In our study, all patients were subjected to UBT and HBT. Patients who were tested positive were given appropriate therapy. Triple medicine regimen which includes clarithromycin, amoxicillin (for 10 days) and a proton pump inhibitor (for another 4 weeks) was given for the eradication of H. pylori infection23. We chose the triple regime as it is easier to administer and because low recurrence rates of H. pylori infection (despite considerable resistance rates of approximately 36%) have been reported from our part of the world24.
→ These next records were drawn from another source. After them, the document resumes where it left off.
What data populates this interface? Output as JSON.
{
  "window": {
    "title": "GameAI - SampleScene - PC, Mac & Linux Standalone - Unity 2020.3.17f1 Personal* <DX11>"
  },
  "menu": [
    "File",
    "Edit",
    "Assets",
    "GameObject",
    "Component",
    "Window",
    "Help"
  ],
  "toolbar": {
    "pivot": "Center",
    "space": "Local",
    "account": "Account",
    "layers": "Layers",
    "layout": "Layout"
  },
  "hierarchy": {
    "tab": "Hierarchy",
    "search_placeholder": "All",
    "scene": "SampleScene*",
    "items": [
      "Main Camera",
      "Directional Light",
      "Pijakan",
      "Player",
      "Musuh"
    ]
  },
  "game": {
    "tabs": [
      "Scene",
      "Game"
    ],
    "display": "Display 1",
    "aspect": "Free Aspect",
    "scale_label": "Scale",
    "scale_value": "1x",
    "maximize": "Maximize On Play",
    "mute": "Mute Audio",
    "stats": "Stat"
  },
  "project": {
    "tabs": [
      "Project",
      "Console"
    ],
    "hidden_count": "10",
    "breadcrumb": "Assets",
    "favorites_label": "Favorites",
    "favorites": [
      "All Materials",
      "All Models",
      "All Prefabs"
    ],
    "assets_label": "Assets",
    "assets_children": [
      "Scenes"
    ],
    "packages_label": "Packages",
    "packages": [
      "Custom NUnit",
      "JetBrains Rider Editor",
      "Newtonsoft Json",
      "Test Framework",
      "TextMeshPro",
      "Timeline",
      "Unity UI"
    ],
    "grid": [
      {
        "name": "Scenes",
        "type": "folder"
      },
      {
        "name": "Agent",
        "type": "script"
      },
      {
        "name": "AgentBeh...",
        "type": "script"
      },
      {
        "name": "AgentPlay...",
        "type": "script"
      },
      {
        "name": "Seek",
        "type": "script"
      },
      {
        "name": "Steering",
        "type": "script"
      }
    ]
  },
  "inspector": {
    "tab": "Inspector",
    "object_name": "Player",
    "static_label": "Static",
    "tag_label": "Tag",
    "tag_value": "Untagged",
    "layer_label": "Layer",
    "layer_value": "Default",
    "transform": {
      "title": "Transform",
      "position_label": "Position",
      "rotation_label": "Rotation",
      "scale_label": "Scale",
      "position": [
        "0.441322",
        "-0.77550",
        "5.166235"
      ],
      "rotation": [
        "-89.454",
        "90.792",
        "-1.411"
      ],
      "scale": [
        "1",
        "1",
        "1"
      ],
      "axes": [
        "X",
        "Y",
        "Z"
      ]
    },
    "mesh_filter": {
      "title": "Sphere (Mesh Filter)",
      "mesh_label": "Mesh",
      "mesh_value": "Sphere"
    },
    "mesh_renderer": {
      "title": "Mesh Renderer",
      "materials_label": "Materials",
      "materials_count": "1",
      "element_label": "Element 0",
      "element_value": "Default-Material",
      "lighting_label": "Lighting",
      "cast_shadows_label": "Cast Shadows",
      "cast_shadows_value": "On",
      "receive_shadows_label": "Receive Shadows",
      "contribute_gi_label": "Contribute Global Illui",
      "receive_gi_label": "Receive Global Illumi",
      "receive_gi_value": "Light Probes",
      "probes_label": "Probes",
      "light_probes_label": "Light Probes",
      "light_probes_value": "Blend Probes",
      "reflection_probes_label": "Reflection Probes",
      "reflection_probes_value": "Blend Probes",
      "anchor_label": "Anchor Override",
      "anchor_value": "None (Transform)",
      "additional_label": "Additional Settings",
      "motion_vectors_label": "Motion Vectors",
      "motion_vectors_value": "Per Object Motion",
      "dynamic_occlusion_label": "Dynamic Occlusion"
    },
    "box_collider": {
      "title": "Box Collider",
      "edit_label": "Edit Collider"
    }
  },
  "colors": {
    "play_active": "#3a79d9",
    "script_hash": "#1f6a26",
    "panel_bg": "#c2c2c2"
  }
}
With regards to treatment of patients with SIBO, rifaximin 1200 mg/day for 1 week, which has shown good efficacy for SIBO in various studies, was administered25,26. This dosage was selected as there had been substantial variation in the dose and duration of rifaximin at the time this study was conducted27. UBT and HBT were repeated after 6 weeks of completion of therapy28. CFF analysis and PHES were also repeated at the same time (i.e. after 6 weeks of completion of triple therapy and SIBO treatment) to detect an improvement in MHE. Rifaxamin was given to patients who came out as SIBO positive. Of note, none of the patients were given rifaximin as prophylaxis for hepatic encephalopathy during the follow-up period.
For comparison with healthy subjects, 90 age and gender-matched controls (e.g. patients’ relatives, healthy hospital employees, etc.) were also enrolled in the study after written informed consent and underwent UBT and HBT. Those who were found positive for Hp and SIBO were treated accordingly (Fig. 1).
Data analysis was done using IBM SPSS Statistics for Windows, version 19.0 (Armonk, NY: IBM Corp. IBM Corp. Released 2011). Initially, the frequency was generated for all the variables. Continuous variables were presented as mean ± SD and categorical variables were presented as a percentage. Continuous variables between groups were compared by using unpaired t test or Mann Whitney test where appropriate. Categorical variables were compared by using the chi-square test or Fisher exact test. A p-value <0.05 was considered significant.